INSTRUCTIONS FOR THE TASK → Gather every line in the records below that contains the word "control".

#### EXERCISE DATA

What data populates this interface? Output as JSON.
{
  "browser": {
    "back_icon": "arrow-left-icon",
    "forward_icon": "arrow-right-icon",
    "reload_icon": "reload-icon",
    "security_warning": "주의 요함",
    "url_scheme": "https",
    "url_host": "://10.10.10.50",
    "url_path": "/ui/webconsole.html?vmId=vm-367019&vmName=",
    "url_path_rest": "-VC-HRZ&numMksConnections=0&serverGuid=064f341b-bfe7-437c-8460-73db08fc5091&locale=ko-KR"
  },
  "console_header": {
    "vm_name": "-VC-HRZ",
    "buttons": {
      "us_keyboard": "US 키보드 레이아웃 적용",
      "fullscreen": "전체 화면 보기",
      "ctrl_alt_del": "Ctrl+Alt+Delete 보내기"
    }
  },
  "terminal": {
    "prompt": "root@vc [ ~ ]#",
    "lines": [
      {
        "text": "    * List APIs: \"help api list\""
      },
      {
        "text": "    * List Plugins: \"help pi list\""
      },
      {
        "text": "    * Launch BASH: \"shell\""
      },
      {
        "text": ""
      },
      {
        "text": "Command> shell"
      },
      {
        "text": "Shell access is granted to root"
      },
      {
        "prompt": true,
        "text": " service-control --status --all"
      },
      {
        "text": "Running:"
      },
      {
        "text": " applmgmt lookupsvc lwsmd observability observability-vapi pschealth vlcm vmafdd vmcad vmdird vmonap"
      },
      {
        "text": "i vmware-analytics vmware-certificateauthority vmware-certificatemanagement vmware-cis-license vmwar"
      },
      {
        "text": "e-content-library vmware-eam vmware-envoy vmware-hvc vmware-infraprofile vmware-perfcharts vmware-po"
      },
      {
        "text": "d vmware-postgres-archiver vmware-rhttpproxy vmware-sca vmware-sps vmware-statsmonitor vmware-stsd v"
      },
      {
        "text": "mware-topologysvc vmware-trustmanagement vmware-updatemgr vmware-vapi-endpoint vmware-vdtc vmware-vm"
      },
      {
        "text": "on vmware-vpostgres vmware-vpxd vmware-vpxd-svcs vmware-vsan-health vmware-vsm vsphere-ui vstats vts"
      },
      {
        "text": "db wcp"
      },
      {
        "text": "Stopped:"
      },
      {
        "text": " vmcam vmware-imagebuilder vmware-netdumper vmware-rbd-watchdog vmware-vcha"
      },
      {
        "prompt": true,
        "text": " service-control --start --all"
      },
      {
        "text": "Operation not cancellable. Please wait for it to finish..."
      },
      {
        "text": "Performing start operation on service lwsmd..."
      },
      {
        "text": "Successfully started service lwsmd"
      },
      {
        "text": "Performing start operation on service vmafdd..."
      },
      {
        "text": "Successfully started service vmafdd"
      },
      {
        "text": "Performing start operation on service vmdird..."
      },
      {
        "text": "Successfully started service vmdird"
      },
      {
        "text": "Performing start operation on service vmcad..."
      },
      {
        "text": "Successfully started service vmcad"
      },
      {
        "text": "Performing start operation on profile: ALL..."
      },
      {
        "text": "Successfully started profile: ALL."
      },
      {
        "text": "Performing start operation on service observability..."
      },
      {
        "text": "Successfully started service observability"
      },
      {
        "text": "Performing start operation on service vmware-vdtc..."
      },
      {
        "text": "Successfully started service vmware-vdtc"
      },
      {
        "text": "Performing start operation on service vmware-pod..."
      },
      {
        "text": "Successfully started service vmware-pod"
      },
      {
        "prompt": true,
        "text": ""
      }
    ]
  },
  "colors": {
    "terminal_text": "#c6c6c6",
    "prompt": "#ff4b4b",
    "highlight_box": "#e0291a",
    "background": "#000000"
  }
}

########

ANSWER BOX →
        "text": " service-control --status --all"
        "text": " service-control --start --all"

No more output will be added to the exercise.